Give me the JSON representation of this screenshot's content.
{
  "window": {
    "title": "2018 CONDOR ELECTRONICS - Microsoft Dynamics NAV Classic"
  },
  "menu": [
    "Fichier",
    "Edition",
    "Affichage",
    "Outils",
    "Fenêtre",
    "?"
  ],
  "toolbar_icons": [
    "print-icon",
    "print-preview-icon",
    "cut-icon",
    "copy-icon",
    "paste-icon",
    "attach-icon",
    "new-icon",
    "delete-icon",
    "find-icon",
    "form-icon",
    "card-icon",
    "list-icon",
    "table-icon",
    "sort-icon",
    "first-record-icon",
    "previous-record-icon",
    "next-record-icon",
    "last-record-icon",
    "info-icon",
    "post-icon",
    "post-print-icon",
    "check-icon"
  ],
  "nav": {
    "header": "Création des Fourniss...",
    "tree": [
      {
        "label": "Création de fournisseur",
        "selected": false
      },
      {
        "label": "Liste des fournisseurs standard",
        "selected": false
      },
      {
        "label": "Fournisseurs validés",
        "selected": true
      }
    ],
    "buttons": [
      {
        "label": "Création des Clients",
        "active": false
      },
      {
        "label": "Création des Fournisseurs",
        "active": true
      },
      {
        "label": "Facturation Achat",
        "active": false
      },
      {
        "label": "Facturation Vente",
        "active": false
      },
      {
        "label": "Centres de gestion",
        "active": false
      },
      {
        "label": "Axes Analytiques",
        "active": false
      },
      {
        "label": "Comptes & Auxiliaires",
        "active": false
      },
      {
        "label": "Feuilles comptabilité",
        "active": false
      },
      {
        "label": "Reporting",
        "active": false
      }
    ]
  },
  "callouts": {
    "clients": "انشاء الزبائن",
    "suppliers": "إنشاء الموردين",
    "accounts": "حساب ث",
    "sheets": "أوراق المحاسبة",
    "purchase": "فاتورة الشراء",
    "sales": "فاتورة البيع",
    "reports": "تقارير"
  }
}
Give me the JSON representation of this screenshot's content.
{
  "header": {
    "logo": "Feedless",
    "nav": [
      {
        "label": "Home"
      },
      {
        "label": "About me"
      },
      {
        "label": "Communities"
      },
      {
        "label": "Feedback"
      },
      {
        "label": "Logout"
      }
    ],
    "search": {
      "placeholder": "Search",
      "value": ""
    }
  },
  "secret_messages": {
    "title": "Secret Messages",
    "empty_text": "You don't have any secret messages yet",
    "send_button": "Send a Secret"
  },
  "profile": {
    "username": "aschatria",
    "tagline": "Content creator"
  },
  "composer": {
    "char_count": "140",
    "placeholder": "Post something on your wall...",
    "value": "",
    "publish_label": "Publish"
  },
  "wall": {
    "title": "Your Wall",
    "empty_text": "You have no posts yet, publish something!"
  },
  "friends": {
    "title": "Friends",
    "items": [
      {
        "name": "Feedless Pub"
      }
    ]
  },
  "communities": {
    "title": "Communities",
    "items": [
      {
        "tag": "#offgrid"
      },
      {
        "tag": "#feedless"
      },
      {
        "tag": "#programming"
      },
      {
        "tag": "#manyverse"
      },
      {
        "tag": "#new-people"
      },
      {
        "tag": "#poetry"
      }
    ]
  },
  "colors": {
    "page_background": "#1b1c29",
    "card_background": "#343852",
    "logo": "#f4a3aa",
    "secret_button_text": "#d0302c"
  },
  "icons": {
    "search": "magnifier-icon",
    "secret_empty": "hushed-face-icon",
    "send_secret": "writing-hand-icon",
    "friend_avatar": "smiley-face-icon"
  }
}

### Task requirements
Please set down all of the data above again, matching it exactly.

### Answer space
Give me the JSON representation of this screenshot's content.
{
  "window": {
    "title": "2018 CONDOR ELECTRONICS - Microsoft Dynamics NAV Classic"
  },
  "menu": [
    "Fichier",
    "Edition",
    "Affichage",
    "Outils",
    "Fenêtre",
    "?"
  ],
  "toolbar_icons": [
    "print-icon",
    "print-preview-icon",
    "cut-icon",
    "copy-icon",
    "paste-icon",
    "attach-icon",
    "new-icon",
    "delete-icon",
    "find-icon",
    "form-icon",
    "card-icon",
    "list-icon",
    "table-icon",
    "sort-icon",
    "first-record-icon",
    "previous-record-icon",
    "next-record-icon",
    "last-record-icon",
    "info-icon",
    "post-icon",
    "post-print-icon",
    "check-icon"
  ],
  "nav": {
    "header": "Création des Fourniss...",
    "tree": [
      {
        "label": "Création de fournisseur",
        "selected": false
      },
      {
        "label": "Liste des fournisseurs standard",
        "selected": false
      },
      {
        "label": "Fournisseurs validés",
        "selected": true
      }
    ],
    "buttons": [
      {
        "label": "Création des Clients",
        "active": false
      },
      {
        "label": "Création des Fournisseurs",
        "active": true
      },
      {
        "label": "Facturation Achat",
        "active": false
      },
      {
        "label": "Facturation Vente",
        "active": false
      },
      {
        "label": "Centres de gestion",
        "active": false
      },
      {
        "label": "Axes Analytiques",
        "active": false
      },
      {
        "label": "Comptes & Auxiliaires",
        "active": false
      },
      {
        "label": "Feuilles comptabilité",
        "active": false
      },
      {
        "label": "Reporting",
        "active": false
      }
    ]
  },
  "callouts": {
    "clients": "انشاء الزبائن",
    "suppliers": "إنشاء الموردين",
    "accounts": "حساب ث",
    "sheets": "أوراق المحاسبة",
    "purchase": "فاتورة الشراء",
    "sales": "فاتورة البيع",
    "reports": "تقارير"
  }
}
Give me the JSON representation of this screenshot's content.
{
  "header": {
    "logo": "Feedless",
    "nav": [
      {
        "label": "Home"
      },
      {
        "label": "About me"
      },
      {
        "label": "Communities"
      },
      {
        "label": "Feedback"
      },
      {
        "label": "Logout"
      }
    ],
    "search": {
      "placeholder": "Search",
      "value": ""
    }
  },
  "secret_messages": {
    "title": "Secret Messages",
    "empty_text": "You don't have any secret messages yet",
    "send_button": "Send a Secret"
  },
  "profile": {
    "username": "aschatria",
    "tagline": "Content creator"
  },
  "composer": {
    "char_count": "140",
    "placeholder": "Post something on your wall...",
    "value": "",
    "publish_label": "Publish"
  },
  "wall": {
    "title": "Your Wall",
    "empty_text": "You have no posts yet, publish something!"
  },
  "friends": {
    "title": "Friends",
    "items": [
      {
        "name": "Feedless Pub"
      }
    ]
  },
  "communities": {
    "title": "Communities",
    "items": [
      {
        "tag": "#offgrid"
      },
      {
        "tag": "#feedless"
      },
      {
        "tag": "#programming"
      },
      {
        "tag": "#manyverse"
      },
      {
        "tag": "#new-people"
      },
      {
        "tag": "#poetry"
      }
    ]
  },
  "colors": {
    "page_background": "#1b1c29",
    "card_background": "#343852",
    "logo": "#f4a3aa",
    "secret_button_text": "#d0302c"
  },
  "icons": {
    "search": "magnifier-icon",
    "secret_empty": "hushed-face-icon",
    "send_secret": "writing-hand-icon",
    "friend_avatar": "smiley-face-icon"
  }
}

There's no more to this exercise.